DIRECTIONS: List all the lines in these records that hold "Biography".

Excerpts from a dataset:
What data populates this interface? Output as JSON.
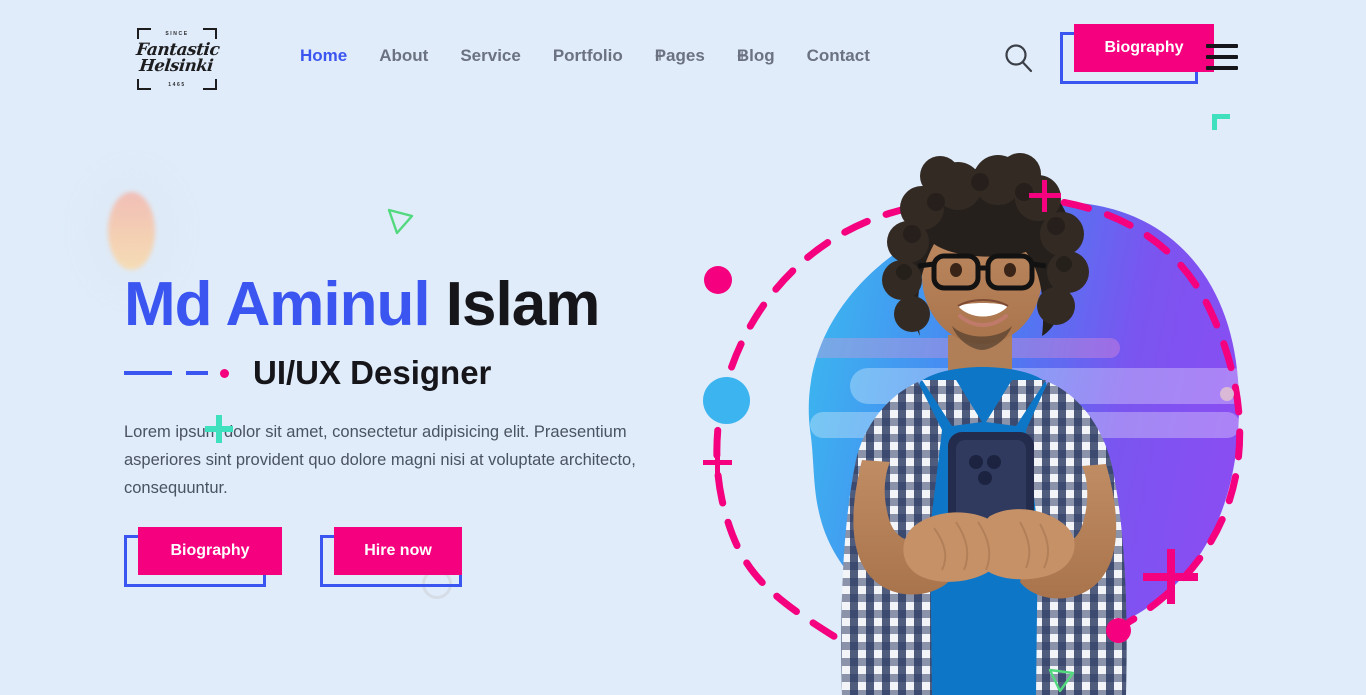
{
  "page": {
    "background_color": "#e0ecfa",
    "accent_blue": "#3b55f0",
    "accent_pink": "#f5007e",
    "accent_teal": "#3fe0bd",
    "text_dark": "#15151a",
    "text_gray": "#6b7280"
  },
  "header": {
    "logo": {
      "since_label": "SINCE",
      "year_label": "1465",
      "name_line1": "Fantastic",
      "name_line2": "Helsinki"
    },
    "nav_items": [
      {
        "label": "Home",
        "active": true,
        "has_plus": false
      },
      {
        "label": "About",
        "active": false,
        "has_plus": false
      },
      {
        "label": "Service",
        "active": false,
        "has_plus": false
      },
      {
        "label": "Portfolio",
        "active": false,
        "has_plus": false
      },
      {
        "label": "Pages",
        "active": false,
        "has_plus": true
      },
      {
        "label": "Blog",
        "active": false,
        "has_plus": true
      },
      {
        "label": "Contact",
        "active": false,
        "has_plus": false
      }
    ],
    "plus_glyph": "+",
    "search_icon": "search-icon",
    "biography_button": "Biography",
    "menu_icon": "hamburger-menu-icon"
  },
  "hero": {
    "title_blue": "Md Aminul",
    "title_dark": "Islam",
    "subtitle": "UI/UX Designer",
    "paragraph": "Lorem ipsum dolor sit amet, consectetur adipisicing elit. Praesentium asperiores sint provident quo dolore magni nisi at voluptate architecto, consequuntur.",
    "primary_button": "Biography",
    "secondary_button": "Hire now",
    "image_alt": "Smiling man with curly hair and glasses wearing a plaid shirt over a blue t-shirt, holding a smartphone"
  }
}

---

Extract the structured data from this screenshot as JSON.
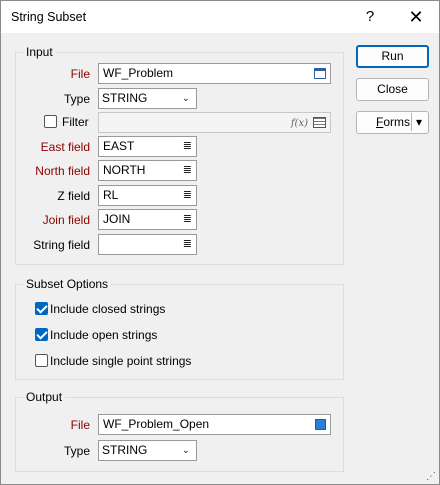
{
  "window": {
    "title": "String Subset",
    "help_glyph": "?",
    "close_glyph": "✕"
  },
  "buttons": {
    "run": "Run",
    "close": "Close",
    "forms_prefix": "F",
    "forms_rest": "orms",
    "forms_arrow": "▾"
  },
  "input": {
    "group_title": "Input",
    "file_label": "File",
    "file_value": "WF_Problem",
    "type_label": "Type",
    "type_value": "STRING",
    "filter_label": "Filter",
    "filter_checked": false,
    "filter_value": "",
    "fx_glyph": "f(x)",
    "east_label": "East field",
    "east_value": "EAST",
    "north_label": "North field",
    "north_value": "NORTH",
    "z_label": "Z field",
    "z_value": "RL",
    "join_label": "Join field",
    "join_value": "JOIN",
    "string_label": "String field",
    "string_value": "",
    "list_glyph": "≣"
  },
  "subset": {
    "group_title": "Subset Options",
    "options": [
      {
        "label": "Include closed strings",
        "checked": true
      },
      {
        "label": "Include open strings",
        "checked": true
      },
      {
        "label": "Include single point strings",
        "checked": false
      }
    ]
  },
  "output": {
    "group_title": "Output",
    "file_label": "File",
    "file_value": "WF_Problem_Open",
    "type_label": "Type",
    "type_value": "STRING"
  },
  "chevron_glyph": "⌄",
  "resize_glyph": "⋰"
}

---

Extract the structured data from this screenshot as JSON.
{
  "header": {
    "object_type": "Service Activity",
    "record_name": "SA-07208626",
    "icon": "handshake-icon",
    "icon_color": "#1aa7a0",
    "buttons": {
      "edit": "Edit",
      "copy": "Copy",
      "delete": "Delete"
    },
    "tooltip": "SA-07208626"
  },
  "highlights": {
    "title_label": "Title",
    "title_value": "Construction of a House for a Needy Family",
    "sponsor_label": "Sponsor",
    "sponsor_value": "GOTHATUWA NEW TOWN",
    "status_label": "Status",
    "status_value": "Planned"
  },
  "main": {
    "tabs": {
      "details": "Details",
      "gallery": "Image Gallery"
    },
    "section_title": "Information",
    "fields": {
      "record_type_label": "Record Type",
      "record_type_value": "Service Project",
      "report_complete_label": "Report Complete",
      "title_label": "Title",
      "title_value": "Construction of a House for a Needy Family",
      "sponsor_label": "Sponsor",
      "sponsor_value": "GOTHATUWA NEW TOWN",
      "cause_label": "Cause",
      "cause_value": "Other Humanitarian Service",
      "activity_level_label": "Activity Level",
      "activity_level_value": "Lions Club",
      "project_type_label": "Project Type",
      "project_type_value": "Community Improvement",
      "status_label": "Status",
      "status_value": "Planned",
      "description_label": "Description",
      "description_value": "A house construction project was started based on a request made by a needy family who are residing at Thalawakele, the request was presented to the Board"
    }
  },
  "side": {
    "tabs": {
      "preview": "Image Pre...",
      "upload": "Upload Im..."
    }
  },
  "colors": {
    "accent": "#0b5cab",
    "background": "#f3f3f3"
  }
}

RESPONSE TO THE TASK:
    "biography_button": "Biography",
    "primary_button": "Biography",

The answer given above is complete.